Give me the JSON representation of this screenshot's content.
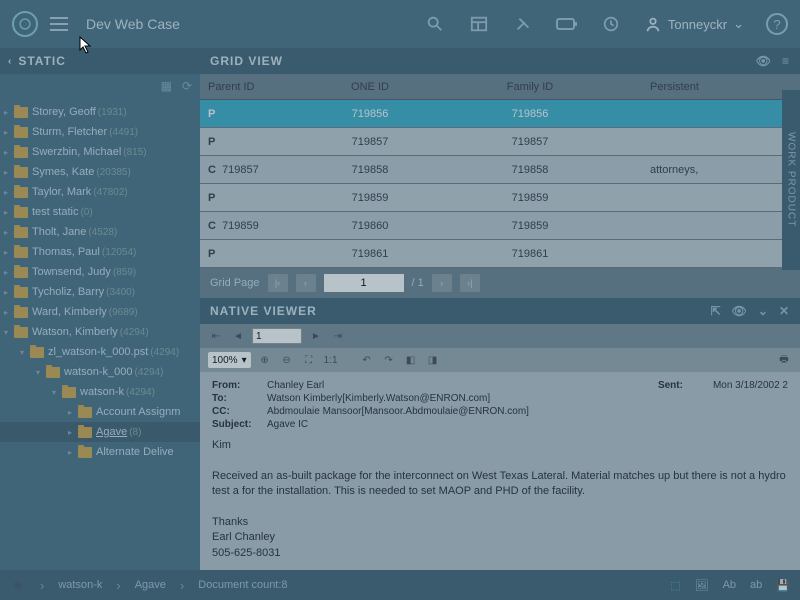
{
  "topbar": {
    "case": "Dev Web Case",
    "user": "Tonneyckr"
  },
  "sidebar": {
    "title": "STATIC",
    "items": [
      {
        "ind": 0,
        "label": "Storey, Geoff",
        "count": "(1931)"
      },
      {
        "ind": 0,
        "label": "Sturm, Fletcher",
        "count": "(4491)"
      },
      {
        "ind": 0,
        "label": "Swerzbin, Michael",
        "count": "(815)"
      },
      {
        "ind": 0,
        "label": "Symes, Kate",
        "count": "(20385)"
      },
      {
        "ind": 0,
        "label": "Taylor, Mark",
        "count": "(47802)"
      },
      {
        "ind": 0,
        "label": "test static",
        "count": "(0)"
      },
      {
        "ind": 0,
        "label": "Tholt, Jane",
        "count": "(4528)"
      },
      {
        "ind": 0,
        "label": "Thomas, Paul",
        "count": "(12054)"
      },
      {
        "ind": 0,
        "label": "Townsend, Judy",
        "count": "(859)"
      },
      {
        "ind": 0,
        "label": "Tycholiz, Barry",
        "count": "(3400)"
      },
      {
        "ind": 0,
        "label": "Ward, Kimberly",
        "count": "(9689)"
      },
      {
        "ind": 0,
        "label": "Watson, Kimberly",
        "count": "(4294)",
        "open": true
      },
      {
        "ind": 1,
        "label": "zl_watson-k_000.pst",
        "count": "(4294)",
        "open": true
      },
      {
        "ind": 2,
        "label": "watson-k_000",
        "count": "(4294)",
        "open": true
      },
      {
        "ind": 3,
        "label": "watson-k",
        "count": "(4294)",
        "open": true
      },
      {
        "ind": 4,
        "label": "Account Assignm",
        "count": ""
      },
      {
        "ind": 4,
        "label": "Agave",
        "count": "(8)",
        "sel": true
      },
      {
        "ind": 4,
        "label": "Alternate Delive",
        "count": ""
      }
    ]
  },
  "grid": {
    "title": "GRID VIEW",
    "cols": [
      "Parent ID",
      "ONE ID",
      "Family ID",
      "Persistent"
    ],
    "rows": [
      {
        "p": "P",
        "pid": "",
        "one": "719856",
        "fam": "719856",
        "per": "",
        "sel": true
      },
      {
        "p": "P",
        "pid": "",
        "one": "719857",
        "fam": "719857",
        "per": ""
      },
      {
        "p": "C",
        "pid": "719857",
        "one": "719858",
        "fam": "719858",
        "per": "attorneys,"
      },
      {
        "p": "P",
        "pid": "",
        "one": "719859",
        "fam": "719859",
        "per": ""
      },
      {
        "p": "C",
        "pid": "719859",
        "one": "719860",
        "fam": "719859",
        "per": ""
      },
      {
        "p": "P",
        "pid": "",
        "one": "719861",
        "fam": "719861",
        "per": ""
      }
    ],
    "pager": {
      "label": "Grid Page",
      "page": "1",
      "total": "/ 1"
    }
  },
  "viewer": {
    "title": "NATIVE VIEWER",
    "pagenum": "1",
    "zoom": "100%",
    "ratio": "1:1",
    "email": {
      "from_lbl": "From:",
      "from": "Chanley Earl",
      "to_lbl": "To:",
      "to": "Watson Kimberly[Kimberly.Watson@ENRON.com]",
      "cc_lbl": "CC:",
      "cc": "Abdmoulaie Mansoor[Mansoor.Abdmoulaie@ENRON.com]",
      "subj_lbl": "Subject:",
      "subj": "Agave IC",
      "sent_lbl": "Sent:",
      "sent": "Mon 3/18/2002 2",
      "greeting": "Kim",
      "body": "Received an as-built package for the interconnect on West Texas Lateral. Material matches up but there is not a hydro test a for the installation. This is needed to set MAOP and PHD of the facility.",
      "sig1": "Thanks",
      "sig2": "Earl Chanley",
      "sig3": "505-625-8031"
    }
  },
  "bottom": {
    "crumbs": [
      "watson-k",
      "Agave"
    ],
    "doccount": "Document count:8"
  },
  "sidepanel": "WORK PRODUCT"
}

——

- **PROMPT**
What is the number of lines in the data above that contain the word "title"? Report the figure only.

- **PROBLEM SOLUTION**
3